:: Activity ::
Report each line from the records where the string "icon" turns up.
------ Dataset ------
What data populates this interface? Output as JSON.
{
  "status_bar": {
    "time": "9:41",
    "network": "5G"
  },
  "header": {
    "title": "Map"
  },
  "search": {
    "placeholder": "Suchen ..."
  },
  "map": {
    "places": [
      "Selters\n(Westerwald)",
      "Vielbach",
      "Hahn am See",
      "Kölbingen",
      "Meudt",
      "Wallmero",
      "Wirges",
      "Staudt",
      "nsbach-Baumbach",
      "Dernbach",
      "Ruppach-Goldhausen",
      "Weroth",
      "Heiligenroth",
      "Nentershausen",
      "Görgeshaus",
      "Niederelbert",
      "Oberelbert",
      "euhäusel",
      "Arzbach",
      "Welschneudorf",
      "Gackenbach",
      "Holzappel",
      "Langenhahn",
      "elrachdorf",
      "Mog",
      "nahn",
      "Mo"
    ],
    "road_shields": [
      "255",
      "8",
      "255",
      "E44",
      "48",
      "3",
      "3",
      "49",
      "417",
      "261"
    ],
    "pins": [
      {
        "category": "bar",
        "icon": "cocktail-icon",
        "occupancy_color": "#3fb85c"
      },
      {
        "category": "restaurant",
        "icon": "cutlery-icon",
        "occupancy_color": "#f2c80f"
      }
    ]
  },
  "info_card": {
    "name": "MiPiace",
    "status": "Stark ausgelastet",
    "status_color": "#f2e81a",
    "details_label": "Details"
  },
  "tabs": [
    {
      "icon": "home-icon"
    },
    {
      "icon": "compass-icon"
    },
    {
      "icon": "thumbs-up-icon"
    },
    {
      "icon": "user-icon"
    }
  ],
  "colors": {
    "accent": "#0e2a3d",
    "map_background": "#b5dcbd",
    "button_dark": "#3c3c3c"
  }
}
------
:: Answer to this exercise ::
        "icon": "cocktail-icon",
        "icon": "cutlery-icon",
      "icon": "home-icon"
      "icon": "compass-icon"
      "icon": "thumbs-up-icon"
      "icon": "user-icon"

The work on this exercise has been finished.